Graeme explains that he wants ADCS to be part of a golden age of British computer science in the next decade: “we have the staggering computational power of data and machine learning to find patterns that help us to make better decisions than ever before – whether that’s serving up personalised recommendations, running the business more efficiently or improving forecasting. But this technology will apply to so many other areas, for example I’m really excited about how wearable devices can transform healthcare. We’re starting to see the incredible power of this technology across all industries.”
Matt feels the potential is limitless, and he’s excited to see what the next 15 years hold in store, adding: “We have only seen a tiny fraction of the potential of ADCS. The technology is reaching maturity, the data is reaching critical mass and these capabilities are reaching the tipping point of scalability.”
Being part of the Community
A host of initiatives designed to support local communities and businesses have sprung up from ADCS over the years, proving that Amazon’s roots run deep – not just in Edinburgh, but throughout Scotland.
“We have always worked hard to deepen our roots in the local community and Scotland overall,” added Graeme. “That’s why we’re running a number of programmes that aim to foster greater diversity in the city’s tech talent pool, help Scottish small businesses and independent authors reach new audiences around the world and to address urgent needs locally such as child hunger in schools. We are always keen to do more.”The Amazon Women in Innovation Bursary, for instance, encourages women to pursue STEM careers by providing university funding for female students to take up degrees linked to the technology industry. The programme, originally created by Graeme, has helped a number of female students take up degrees at Edinburgh University. Claire Doherty, one recipient of the bursary sums it up: “The world of technology is changing so quickly. Who knows where we will be in 10 years? There are so many possibilities. I want to help build that future.”

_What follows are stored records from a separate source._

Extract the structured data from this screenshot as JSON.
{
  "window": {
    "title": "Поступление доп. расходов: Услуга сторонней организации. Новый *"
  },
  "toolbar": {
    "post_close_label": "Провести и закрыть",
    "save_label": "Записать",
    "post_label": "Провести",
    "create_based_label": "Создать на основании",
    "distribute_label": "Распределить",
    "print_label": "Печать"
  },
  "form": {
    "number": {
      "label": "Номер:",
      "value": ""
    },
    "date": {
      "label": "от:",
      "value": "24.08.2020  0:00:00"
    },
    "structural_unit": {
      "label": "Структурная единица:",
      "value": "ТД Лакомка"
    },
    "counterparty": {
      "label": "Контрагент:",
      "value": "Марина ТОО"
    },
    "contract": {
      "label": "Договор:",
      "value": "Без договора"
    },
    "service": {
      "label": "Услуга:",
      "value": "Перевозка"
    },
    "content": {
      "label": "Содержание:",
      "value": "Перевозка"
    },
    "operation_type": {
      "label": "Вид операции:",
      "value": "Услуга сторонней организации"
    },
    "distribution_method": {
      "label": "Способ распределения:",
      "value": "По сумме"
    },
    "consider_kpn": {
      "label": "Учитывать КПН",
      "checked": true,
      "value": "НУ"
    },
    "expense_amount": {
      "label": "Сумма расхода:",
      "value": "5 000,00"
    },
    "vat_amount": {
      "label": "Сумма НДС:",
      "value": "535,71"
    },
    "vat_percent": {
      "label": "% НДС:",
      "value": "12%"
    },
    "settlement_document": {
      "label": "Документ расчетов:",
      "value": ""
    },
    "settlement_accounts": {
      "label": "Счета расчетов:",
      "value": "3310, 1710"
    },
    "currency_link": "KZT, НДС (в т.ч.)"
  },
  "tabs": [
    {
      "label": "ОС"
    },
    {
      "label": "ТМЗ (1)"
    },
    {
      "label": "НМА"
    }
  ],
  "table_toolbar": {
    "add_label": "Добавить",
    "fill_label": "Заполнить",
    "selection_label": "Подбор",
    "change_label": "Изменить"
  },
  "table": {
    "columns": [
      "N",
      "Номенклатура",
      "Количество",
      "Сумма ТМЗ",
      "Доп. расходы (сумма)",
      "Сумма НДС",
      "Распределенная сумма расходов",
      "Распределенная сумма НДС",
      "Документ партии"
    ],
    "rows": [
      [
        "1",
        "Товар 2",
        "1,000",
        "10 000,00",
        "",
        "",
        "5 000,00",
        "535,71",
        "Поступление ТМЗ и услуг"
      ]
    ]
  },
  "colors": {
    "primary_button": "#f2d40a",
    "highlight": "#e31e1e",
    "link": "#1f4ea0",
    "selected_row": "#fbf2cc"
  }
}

Amazon has also acted as headline support of the Scotland Women in Technology Awards, which recognises and celebrates tech talent across the country.In partnership with Scottish Enterprise and Scottish Development International, Amazon Academy gives small businesses and entrepreneurs across rural Scotland free access to practical advice on growing their businesses online. Featuring independent experts like Emma Jones MBE, founder of Enterprise Nation, and Parveen Thornhill, regional director for the Department of International Trade, speakers at the events enable SMEs, entrepreneurs, and tech start-ups to boost their exports by embracing e-commerce. And for younger generations, Amazon’s Future Makers programme runs in primary schools across Edinburgh. The programme inspires young people to engage with engineering and technology before they enter secondary school. ADCS senior product manager Ellie Trotter helps with the programme and explains: “Future Makers is about showing them the wealth of opportunity available in the tech industry in a fun and memorable way.”
Most recently, Amazon Future Engineer launched across the UK in September 2019. This comprehensive childhood-to-career programme promotes computer science in primary schools, secondary schools, further education and higher education through a range of initiatives, from free robotics and coding workshops for primary schools to teacher training for secondary schools and bursaries for young people wishing to pursue degrees in computer science.
Staff from ADCS also work in partnership with children’s charity Magic Breakfast in Edinburgh and across Scotland. Magic Breakfast serves breakfast to children who arrive at school too hungry to learn, giving them a healthy start to the day. Amazon funds Magic Breakfasts in five schools in Scotland – two in Edinburgh, one in Glasgow, one in Dunfermline and one in Gourock.
For more information about jobs, investment and innovation in Scotland, please visit the Amazon Development Centre Scotland website.